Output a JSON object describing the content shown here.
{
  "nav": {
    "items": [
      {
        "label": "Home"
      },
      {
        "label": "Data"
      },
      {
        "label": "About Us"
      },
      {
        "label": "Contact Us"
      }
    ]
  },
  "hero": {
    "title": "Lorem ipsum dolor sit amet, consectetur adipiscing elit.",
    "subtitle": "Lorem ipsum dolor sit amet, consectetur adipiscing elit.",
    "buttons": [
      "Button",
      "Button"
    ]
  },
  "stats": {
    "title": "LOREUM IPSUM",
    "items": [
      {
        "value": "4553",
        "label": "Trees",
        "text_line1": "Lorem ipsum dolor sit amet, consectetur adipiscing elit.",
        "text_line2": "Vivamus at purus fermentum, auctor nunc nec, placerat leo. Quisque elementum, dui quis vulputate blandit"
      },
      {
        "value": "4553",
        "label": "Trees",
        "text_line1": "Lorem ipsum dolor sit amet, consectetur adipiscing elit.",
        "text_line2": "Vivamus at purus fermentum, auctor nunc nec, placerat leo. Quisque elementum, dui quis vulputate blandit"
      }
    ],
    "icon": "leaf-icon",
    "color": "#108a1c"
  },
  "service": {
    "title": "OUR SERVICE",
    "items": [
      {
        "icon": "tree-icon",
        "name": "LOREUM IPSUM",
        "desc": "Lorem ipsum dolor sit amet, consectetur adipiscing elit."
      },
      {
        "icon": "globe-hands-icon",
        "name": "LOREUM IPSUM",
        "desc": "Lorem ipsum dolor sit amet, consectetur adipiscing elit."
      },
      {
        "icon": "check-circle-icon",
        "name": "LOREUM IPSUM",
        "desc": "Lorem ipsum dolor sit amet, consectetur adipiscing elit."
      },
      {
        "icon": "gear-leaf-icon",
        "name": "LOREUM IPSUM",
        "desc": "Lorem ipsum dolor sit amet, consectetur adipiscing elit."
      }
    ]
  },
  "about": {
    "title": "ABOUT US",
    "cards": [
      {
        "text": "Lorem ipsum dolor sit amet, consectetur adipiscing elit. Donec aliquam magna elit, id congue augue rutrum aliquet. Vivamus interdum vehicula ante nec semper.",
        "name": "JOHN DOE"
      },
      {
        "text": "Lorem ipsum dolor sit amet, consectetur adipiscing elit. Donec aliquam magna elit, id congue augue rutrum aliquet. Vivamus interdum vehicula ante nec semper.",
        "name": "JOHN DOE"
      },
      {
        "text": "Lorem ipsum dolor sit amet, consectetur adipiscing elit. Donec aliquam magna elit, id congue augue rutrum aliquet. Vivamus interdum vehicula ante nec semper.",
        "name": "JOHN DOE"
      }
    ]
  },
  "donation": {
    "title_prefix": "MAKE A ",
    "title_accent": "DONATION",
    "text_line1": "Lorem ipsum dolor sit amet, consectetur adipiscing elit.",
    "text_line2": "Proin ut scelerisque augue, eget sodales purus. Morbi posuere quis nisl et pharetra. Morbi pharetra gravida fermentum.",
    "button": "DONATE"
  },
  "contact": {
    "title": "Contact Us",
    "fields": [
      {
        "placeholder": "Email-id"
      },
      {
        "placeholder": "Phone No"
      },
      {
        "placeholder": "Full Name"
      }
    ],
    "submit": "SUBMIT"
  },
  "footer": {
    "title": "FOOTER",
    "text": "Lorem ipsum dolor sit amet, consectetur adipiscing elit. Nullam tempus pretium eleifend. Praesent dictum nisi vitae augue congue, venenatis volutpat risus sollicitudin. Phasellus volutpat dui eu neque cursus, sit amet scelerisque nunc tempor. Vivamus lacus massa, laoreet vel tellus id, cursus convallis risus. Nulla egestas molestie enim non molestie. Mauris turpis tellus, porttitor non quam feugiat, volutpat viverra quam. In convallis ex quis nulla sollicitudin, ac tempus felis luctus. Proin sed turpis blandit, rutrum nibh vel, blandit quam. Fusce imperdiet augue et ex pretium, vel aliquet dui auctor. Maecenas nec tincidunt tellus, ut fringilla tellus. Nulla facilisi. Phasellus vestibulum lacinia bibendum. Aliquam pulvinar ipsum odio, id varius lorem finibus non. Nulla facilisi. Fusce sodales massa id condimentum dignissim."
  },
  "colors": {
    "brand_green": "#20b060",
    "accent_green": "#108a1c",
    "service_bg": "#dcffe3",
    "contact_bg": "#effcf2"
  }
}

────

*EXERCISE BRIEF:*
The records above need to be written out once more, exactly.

*RESPONSE:*
Output a JSON object describing the content shown here.
{
  "nav": {
    "items": [
      {
        "label": "Home"
      },
      {
        "label": "Data"
      },
      {
        "label": "About Us"
      },
      {
        "label": "Contact Us"
      }
    ]
  },
  "hero": {
    "title": "Lorem ipsum dolor sit amet, consectetur adipiscing elit.",
    "subtitle": "Lorem ipsum dolor sit amet, consectetur adipiscing elit.",
    "buttons": [
      "Button",
      "Button"
    ]
  },
  "stats": {
    "title": "LOREUM IPSUM",
    "items": [
      {
        "value": "4553",
        "label": "Trees",
        "text_line1": "Lorem ipsum dolor sit amet, consectetur adipiscing elit.",
        "text_line2": "Vivamus at purus fermentum, auctor nunc nec, placerat leo. Quisque elementum, dui quis vulputate blandit"
      },
      {
        "value": "4553",
        "label": "Trees",
        "text_line1": "Lorem ipsum dolor sit amet, consectetur adipiscing elit.",
        "text_line2": "Vivamus at purus fermentum, auctor nunc nec, placerat leo. Quisque elementum, dui quis vulputate blandit"
      }
    ],
    "icon": "leaf-icon",
    "color": "#108a1c"
  },
  "service": {
    "title": "OUR SERVICE",
    "items": [
      {
        "icon": "tree-icon",
        "name": "LOREUM IPSUM",
        "desc": "Lorem ipsum dolor sit amet, consectetur adipiscing elit."
      },
      {
        "icon": "globe-hands-icon",
        "name": "LOREUM IPSUM",
        "desc": "Lorem ipsum dolor sit amet, consectetur adipiscing elit."
      },
      {
        "icon": "check-circle-icon",
        "name": "LOREUM IPSUM",
        "desc": "Lorem ipsum dolor sit amet, consectetur adipiscing elit."
      },
      {
        "icon": "gear-leaf-icon",
        "name": "LOREUM IPSUM",
        "desc": "Lorem ipsum dolor sit amet, consectetur adipiscing elit."
      }
    ]
  },
  "about": {
    "title": "ABOUT US",
    "cards": [
      {
        "text": "Lorem ipsum dolor sit amet, consectetur adipiscing elit. Donec aliquam magna elit, id congue augue rutrum aliquet. Vivamus interdum vehicula ante nec semper.",
        "name": "JOHN DOE"
      },
      {
        "text": "Lorem ipsum dolor sit amet, consectetur adipiscing elit. Donec aliquam magna elit, id congue augue rutrum aliquet. Vivamus interdum vehicula ante nec semper.",
        "name": "JOHN DOE"
      },
      {
        "text": "Lorem ipsum dolor sit amet, consectetur adipiscing elit. Donec aliquam magna elit, id congue augue rutrum aliquet. Vivamus interdum vehicula ante nec semper.",
        "name": "JOHN DOE"
      }
    ]
  },
  "donation": {
    "title_prefix": "MAKE A ",
    "title_accent": "DONATION",
    "text_line1": "Lorem ipsum dolor sit amet, consectetur adipiscing elit.",
    "text_line2": "Proin ut scelerisque augue, eget sodales purus. Morbi posuere quis nisl et pharetra. Morbi pharetra gravida fermentum.",
    "button": "DONATE"
  },
  "contact": {
    "title": "Contact Us",
    "fields": [
      {
        "placeholder": "Email-id"
      },
      {
        "placeholder": "Phone No"
      },
      {
        "placeholder": "Full Name"
      }
    ],
    "submit": "SUBMIT"
  },
  "footer": {
    "title": "FOOTER",
    "text": "Lorem ipsum dolor sit amet, consectetur adipiscing elit. Nullam tempus pretium eleifend. Praesent dictum nisi vitae augue congue, venenatis volutpat risus sollicitudin. Phasellus volutpat dui eu neque cursus, sit amet scelerisque nunc tempor. Vivamus lacus massa, laoreet vel tellus id, cursus convallis risus. Nulla egestas molestie enim non molestie. Mauris turpis tellus, porttitor non quam feugiat, volutpat viverra quam. In convallis ex quis nulla sollicitudin, ac tempus felis luctus. Proin sed turpis blandit, rutrum nibh vel, blandit quam. Fusce imperdiet augue et ex pretium, vel aliquet dui auctor. Maecenas nec tincidunt tellus, ut fringilla tellus. Nulla facilisi. Phasellus vestibulum lacinia bibendum. Aliquam pulvinar ipsum odio, id varius lorem finibus non. Nulla facilisi. Fusce sodales massa id condimentum dignissim."
  },
  "colors": {
    "brand_green": "#20b060",
    "accent_green": "#108a1c",
    "service_bg": "#dcffe3",
    "contact_bg": "#effcf2"
  }
}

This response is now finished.